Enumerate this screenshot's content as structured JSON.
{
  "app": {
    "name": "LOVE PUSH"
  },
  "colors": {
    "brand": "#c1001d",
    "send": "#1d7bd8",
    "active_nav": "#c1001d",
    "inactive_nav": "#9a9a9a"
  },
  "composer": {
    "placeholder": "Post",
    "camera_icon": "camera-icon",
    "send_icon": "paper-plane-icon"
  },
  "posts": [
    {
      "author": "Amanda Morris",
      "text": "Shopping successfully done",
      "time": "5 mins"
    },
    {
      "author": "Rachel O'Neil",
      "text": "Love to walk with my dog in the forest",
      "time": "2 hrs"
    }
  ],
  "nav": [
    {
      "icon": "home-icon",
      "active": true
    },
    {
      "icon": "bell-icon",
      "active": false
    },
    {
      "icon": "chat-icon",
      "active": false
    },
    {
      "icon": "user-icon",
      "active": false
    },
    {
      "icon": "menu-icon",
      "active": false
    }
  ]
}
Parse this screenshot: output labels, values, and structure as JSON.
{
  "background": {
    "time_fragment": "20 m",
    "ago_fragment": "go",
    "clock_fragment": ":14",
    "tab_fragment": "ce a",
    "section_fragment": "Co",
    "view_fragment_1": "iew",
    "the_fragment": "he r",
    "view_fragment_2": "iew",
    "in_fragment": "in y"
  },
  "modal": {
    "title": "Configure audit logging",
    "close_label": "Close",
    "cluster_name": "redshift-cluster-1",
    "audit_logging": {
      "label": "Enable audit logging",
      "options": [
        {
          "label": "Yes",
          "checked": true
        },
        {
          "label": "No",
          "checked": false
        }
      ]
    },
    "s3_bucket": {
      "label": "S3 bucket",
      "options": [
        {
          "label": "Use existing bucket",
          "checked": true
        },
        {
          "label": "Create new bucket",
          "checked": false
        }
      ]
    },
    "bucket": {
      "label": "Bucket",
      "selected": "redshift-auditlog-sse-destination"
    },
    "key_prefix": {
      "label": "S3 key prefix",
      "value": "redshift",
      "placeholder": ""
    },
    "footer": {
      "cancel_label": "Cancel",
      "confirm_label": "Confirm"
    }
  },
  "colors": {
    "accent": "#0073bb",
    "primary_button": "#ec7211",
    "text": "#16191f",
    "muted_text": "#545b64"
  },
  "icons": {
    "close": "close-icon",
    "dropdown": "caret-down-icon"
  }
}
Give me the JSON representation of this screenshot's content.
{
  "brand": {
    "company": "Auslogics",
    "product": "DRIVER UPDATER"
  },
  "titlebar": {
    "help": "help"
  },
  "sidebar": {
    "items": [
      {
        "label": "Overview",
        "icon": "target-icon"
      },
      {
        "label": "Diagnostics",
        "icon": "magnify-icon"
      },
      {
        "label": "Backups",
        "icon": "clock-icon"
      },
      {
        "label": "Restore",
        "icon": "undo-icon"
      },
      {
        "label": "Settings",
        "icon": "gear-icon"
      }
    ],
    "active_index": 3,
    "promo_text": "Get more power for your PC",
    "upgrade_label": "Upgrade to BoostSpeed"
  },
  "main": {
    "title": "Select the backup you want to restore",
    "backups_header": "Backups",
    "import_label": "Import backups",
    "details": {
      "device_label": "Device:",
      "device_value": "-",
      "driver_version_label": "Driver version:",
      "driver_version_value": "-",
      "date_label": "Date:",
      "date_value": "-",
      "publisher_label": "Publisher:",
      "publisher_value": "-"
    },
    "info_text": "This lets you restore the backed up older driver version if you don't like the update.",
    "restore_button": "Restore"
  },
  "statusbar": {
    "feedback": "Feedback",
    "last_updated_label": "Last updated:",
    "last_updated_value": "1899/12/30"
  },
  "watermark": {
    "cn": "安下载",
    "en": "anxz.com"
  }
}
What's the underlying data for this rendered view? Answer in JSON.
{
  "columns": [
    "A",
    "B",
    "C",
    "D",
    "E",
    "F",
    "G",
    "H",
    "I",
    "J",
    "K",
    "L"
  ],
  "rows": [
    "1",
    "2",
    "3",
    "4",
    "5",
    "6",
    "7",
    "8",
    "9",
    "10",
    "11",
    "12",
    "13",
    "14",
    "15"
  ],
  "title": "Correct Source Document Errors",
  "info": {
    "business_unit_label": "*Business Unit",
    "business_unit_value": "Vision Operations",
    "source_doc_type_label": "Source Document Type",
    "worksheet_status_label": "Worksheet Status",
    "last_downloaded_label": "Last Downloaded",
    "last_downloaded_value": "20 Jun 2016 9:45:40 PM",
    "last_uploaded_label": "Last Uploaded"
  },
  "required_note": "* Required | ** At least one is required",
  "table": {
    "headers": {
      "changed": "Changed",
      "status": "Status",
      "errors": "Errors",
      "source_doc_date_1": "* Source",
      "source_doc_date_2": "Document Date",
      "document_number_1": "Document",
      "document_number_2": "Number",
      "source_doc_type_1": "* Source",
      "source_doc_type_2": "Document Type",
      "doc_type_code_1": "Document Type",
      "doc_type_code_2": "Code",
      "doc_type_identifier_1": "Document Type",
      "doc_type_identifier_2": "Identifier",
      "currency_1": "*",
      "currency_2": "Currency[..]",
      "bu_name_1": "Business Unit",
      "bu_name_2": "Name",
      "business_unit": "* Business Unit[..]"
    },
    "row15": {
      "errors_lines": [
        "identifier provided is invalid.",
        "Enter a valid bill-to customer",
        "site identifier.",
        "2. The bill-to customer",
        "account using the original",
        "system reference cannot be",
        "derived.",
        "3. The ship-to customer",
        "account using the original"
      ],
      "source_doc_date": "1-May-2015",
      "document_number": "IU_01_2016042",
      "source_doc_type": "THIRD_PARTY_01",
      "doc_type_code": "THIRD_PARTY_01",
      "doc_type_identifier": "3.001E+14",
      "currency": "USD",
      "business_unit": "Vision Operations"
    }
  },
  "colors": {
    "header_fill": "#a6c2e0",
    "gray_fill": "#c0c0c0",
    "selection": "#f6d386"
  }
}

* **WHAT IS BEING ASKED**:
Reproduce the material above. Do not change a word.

* **RESULT OF THIS EXERCISE**:
Enumerate this screenshot's content as structured JSON.
{
  "app": {
    "name": "LOVE PUSH"
  },
  "colors": {
    "brand": "#c1001d",
    "send": "#1d7bd8",
    "active_nav": "#c1001d",
    "inactive_nav": "#9a9a9a"
  },
  "composer": {
    "placeholder": "Post",
    "camera_icon": "camera-icon",
    "send_icon": "paper-plane-icon"
  },
  "posts": [
    {
      "author": "Amanda Morris",
      "text": "Shopping successfully done",
      "time": "5 mins"
    },
    {
      "author": "Rachel O'Neil",
      "text": "Love to walk with my dog in the forest",
      "time": "2 hrs"
    }
  ],
  "nav": [
    {
      "icon": "home-icon",
      "active": true
    },
    {
      "icon": "bell-icon",
      "active": false
    },
    {
      "icon": "chat-icon",
      "active": false
    },
    {
      "icon": "user-icon",
      "active": false
    },
    {
      "icon": "menu-icon",
      "active": false
    }
  ]
}
Parse this screenshot: output labels, values, and structure as JSON.
{
  "background": {
    "time_fragment": "20 m",
    "ago_fragment": "go",
    "clock_fragment": ":14",
    "tab_fragment": "ce a",
    "section_fragment": "Co",
    "view_fragment_1": "iew",
    "the_fragment": "he r",
    "view_fragment_2": "iew",
    "in_fragment": "in y"
  },
  "modal": {
    "title": "Configure audit logging",
    "close_label": "Close",
    "cluster_name": "redshift-cluster-1",
    "audit_logging": {
      "label": "Enable audit logging",
      "options": [
        {
          "label": "Yes",
          "checked": true
        },
        {
          "label": "No",
          "checked": false
        }
      ]
    },
    "s3_bucket": {
      "label": "S3 bucket",
      "options": [
        {
          "label": "Use existing bucket",
          "checked": true
        },
        {
          "label": "Create new bucket",
          "checked": false
        }
      ]
    },
    "bucket": {
      "label": "Bucket",
      "selected": "redshift-auditlog-sse-destination"
    },
    "key_prefix": {
      "label": "S3 key prefix",
      "value": "redshift",
      "placeholder": ""
    },
    "footer": {
      "cancel_label": "Cancel",
      "confirm_label": "Confirm"
    }
  },
  "colors": {
    "accent": "#0073bb",
    "primary_button": "#ec7211",
    "text": "#16191f",
    "muted_text": "#545b64"
  },
  "icons": {
    "close": "close-icon",
    "dropdown": "caret-down-icon"
  }
}
Give me the JSON representation of this screenshot's content.
{
  "brand": {
    "company": "Auslogics",
    "product": "DRIVER UPDATER"
  },
  "titlebar": {
    "help": "help"
  },
  "sidebar": {
    "items": [
      {
        "label": "Overview",
        "icon": "target-icon"
      },
      {
        "label": "Diagnostics",
        "icon": "magnify-icon"
      },
      {
        "label": "Backups",
        "icon": "clock-icon"
      },
      {
        "label": "Restore",
        "icon": "undo-icon"
      },
      {
        "label": "Settings",
        "icon": "gear-icon"
      }
    ],
    "active_index": 3,
    "promo_text": "Get more power for your PC",
    "upgrade_label": "Upgrade to BoostSpeed"
  },
  "main": {
    "title": "Select the backup you want to restore",
    "backups_header": "Backups",
    "import_label": "Import backups",
    "details": {
      "device_label": "Device:",
      "device_value": "-",
      "driver_version_label": "Driver version:",
      "driver_version_value": "-",
      "date_label": "Date:",
      "date_value": "-",
      "publisher_label": "Publisher:",
      "publisher_value": "-"
    },
    "info_text": "This lets you restore the backed up older driver version if you don't like the update.",
    "restore_button": "Restore"
  },
  "statusbar": {
    "feedback": "Feedback",
    "last_updated_label": "Last updated:",
    "last_updated_value": "1899/12/30"
  },
  "watermark": {
    "cn": "安下载",
    "en": "anxz.com"
  }
}
What's the underlying data for this rendered view? Answer in JSON.
{
  "columns": [
    "A",
    "B",
    "C",
    "D",
    "E",
    "F",
    "G",
    "H",
    "I",
    "J",
    "K",
    "L"
  ],
  "rows": [
    "1",
    "2",
    "3",
    "4",
    "5",
    "6",
    "7",
    "8",
    "9",
    "10",
    "11",
    "12",
    "13",
    "14",
    "15"
  ],
  "title": "Correct Source Document Errors",
  "info": {
    "business_unit_label": "*Business Unit",
    "business_unit_value": "Vision Operations",
    "source_doc_type_label": "Source Document Type",
    "worksheet_status_label": "Worksheet Status",
    "last_downloaded_label": "Last Downloaded",
    "last_downloaded_value": "20 Jun 2016 9:45:40 PM",
    "last_uploaded_label": "Last Uploaded"
  },
  "required_note": "* Required | ** At least one is required",
  "table": {
    "headers": {
      "changed": "Changed",
      "status": "Status",
      "errors": "Errors",
      "source_doc_date_1": "* Source",
      "source_doc_date_2": "Document Date",
      "document_number_1": "Document",
      "document_number_2": "Number",
      "source_doc_type_1": "* Source",
      "source_doc_type_2": "Document Type",
      "doc_type_code_1": "Document Type",
      "doc_type_code_2": "Code",
      "doc_type_identifier_1": "Document Type",
      "doc_type_identifier_2": "Identifier",
      "currency_1": "*",
      "currency_2": "Currency[..]",
      "bu_name_1": "Business Unit",
      "bu_name_2": "Name",
      "business_unit": "* Business Unit[..]"
    },
    "row15": {
      "errors_lines": [
        "identifier provided is invalid.",
        "Enter a valid bill-to customer",
        "site identifier.",
        "2. The bill-to customer",
        "account using the original",
        "system reference cannot be",
        "derived.",
        "3. The ship-to customer",
        "account using the original"
      ],
      "source_doc_date": "1-May-2015",
      "document_number": "IU_01_2016042",
      "source_doc_type": "THIRD_PARTY_01",
      "doc_type_code": "THIRD_PARTY_01",
      "doc_type_identifier": "3.001E+14",
      "currency": "USD",
      "business_unit": "Vision Operations"
    }
  },
  "colors": {
    "header_fill": "#a6c2e0",
    "gray_fill": "#c0c0c0",
    "selection": "#f6d386"
  }
}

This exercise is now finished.